of Shareholder Funds

David H. Schwartz, INC Aug. 24, 2022

Misappropriation of funds and embezzlement are often used interchangeably in California. In either case, someone has been entrusted with someone else’s money or property and then diverts it to a purpose other than what the actual owner intended.  

Embezzlement generally refers to the diversion of cash or property to one’s own benefit. Misappropriation of funds can involve goals and uses that do not directly benefit the one entrusted and were not authorized by the owner. A corporate officer, for instance, may transfer property or cash to a use other than for what was intended. Misappropriation can involve inventory and company equipment being diverted to non-corporate or unauthorized purposes. 

If an officer in a corporation or other business entity misappropriates or embezzles funds, the board of directors can bring legal action or shareholders may pursue the action derivatively on behalf of the corporation.

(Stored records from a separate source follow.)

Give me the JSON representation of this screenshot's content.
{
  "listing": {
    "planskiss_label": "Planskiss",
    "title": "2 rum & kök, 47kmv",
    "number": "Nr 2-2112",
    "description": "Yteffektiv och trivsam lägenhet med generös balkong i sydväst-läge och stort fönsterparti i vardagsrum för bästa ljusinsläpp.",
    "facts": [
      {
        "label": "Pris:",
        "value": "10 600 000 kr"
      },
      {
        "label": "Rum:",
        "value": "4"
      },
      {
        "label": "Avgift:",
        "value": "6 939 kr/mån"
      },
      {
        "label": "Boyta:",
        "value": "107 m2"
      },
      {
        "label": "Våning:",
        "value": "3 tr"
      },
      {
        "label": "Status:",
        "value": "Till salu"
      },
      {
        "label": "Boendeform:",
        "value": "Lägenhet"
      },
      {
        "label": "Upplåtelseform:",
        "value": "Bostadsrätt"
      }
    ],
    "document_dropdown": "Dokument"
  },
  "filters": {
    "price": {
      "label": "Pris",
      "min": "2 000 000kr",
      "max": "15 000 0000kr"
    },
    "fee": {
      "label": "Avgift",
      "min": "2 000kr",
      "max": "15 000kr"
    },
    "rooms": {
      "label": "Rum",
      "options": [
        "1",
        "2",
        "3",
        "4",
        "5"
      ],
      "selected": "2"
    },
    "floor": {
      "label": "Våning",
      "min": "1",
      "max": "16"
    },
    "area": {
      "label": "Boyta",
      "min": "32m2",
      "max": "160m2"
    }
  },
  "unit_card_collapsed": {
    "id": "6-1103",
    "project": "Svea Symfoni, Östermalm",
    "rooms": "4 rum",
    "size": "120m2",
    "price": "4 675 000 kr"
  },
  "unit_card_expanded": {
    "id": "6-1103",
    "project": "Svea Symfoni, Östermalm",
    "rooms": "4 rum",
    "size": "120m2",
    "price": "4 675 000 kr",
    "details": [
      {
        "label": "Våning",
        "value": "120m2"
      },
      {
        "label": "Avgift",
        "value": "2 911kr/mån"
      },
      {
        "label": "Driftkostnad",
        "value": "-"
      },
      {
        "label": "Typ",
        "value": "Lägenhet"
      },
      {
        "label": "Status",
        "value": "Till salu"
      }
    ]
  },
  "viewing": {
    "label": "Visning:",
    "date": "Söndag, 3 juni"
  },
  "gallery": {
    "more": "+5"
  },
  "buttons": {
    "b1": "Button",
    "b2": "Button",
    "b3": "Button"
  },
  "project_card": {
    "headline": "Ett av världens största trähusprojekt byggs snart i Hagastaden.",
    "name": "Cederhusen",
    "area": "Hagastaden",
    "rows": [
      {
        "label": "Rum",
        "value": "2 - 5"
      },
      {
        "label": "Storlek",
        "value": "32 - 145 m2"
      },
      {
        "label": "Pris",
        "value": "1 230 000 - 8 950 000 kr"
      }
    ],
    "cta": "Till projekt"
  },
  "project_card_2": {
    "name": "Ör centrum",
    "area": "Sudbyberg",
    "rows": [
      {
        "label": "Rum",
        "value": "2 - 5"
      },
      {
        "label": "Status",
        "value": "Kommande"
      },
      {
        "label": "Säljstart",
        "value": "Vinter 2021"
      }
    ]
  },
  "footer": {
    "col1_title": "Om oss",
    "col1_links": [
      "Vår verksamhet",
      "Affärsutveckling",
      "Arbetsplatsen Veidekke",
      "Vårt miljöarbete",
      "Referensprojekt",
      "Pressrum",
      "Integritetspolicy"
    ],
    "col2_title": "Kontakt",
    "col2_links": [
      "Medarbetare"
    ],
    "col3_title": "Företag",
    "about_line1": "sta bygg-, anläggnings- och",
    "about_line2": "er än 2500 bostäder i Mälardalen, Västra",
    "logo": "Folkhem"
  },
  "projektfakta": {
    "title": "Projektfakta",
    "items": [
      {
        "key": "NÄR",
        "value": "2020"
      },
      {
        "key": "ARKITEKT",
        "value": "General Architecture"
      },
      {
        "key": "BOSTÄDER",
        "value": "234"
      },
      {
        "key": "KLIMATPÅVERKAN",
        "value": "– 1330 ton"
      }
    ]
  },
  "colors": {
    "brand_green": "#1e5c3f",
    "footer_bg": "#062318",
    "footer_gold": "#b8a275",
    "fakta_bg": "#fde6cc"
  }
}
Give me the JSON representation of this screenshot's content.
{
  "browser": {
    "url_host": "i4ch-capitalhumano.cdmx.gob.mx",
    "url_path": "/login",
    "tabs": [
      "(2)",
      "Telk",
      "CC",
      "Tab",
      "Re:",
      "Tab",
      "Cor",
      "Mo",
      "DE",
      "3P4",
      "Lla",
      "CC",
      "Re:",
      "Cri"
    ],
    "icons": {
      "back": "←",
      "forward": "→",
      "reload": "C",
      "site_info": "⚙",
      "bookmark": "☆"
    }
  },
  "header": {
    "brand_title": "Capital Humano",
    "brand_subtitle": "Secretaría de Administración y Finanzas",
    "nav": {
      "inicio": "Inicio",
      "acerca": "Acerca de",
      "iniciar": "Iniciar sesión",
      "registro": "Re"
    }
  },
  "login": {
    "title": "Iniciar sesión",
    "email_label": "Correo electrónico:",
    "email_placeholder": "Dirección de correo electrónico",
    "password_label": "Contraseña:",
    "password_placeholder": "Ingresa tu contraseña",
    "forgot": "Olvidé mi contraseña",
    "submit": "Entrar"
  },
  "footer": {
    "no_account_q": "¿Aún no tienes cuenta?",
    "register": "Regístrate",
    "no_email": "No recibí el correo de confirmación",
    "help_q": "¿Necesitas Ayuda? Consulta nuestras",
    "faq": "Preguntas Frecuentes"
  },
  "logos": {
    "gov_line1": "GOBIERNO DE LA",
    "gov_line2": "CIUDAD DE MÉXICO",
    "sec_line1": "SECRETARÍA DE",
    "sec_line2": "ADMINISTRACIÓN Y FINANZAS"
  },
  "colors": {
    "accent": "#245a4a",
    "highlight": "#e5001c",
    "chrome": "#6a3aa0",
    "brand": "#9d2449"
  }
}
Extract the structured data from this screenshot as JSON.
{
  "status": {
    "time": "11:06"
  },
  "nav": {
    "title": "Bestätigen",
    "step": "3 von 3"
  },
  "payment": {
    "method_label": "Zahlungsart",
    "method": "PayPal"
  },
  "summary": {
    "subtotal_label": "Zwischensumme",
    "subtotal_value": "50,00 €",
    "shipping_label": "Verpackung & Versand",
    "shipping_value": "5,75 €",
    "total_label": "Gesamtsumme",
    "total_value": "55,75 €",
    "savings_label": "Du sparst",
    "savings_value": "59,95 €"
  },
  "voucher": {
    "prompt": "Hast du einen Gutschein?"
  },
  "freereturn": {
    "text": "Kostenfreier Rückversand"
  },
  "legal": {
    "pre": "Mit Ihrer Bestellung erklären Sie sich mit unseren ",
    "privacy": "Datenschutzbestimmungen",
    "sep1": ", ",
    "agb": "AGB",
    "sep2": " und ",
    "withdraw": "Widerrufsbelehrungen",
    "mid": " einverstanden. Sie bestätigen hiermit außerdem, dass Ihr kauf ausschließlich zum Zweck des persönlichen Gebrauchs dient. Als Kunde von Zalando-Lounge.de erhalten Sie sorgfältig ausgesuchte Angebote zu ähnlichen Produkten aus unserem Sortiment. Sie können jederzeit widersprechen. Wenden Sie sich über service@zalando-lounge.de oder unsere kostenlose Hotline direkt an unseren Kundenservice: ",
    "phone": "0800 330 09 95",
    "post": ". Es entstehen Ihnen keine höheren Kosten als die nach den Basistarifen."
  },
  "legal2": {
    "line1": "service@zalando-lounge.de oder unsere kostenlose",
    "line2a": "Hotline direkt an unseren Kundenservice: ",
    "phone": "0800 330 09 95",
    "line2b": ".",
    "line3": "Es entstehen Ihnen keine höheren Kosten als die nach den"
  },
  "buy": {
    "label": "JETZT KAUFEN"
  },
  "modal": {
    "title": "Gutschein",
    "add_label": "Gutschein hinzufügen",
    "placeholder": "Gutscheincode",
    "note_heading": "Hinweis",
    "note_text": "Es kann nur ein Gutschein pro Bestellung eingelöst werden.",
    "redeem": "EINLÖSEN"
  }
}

A victim of embezzlement, whether a business entity or an individual, can also present the evidence of embezzlement to law enforcement authorities, who may be willing to pursue criminal charges against the embezzler. 

If you suspect misappropriation or embezzlement by someone to whom you or your business entity has entrusted funds, or if you yourself are being accused, you will need the analysis and advice of an experienced and knowledgeable business litigation attorney

The Law Offices of David H. Schwartz, Inc. has 45 years of experience in handling corporate litigation and personal financial litigation, including embezzlement claims. 

California Law on Misappropriation
and Embezzlement 

Embezzlement is covered under the California Penal Code, which states: “Embezzlement is the fraudulent appropriation of property by a person to whom it has been intrusted.”  

The Golden State also has a law on the misappropriation of funds, but it pertains only to public funds and those who work in the government. Thus, embezzlement, coupled with the legal principle of fiduciary duty – the responsibility to manage others’ money and property ethically – and coupled with fraud often comprise a charge of misappropriation. 

Embezzlement in its simplest form is merely employee theft writ large. For instance, a night clerk skims money from the cash register at a local convenience store or restaurant. However, in the corporate world, the embezzler or misappropriator can use accounting tricks to hide money or transfer assets.  

It could also be the case of a corporate officer who sets up dummy business entities and then bills the corporation for payment for nonexistent services or products. Alternately, the officer could transfer cash or property to the dummy entity. 

Trust Reliable Representation 

If you or your business entity is dealing with possible embezzlement contact the Law Offices of David H. Schwartz, Inc. The firm represents both plaintiffs and defendants in both Northern and Southern California, and brings a wealth of experience, knowledge, and resources to the task.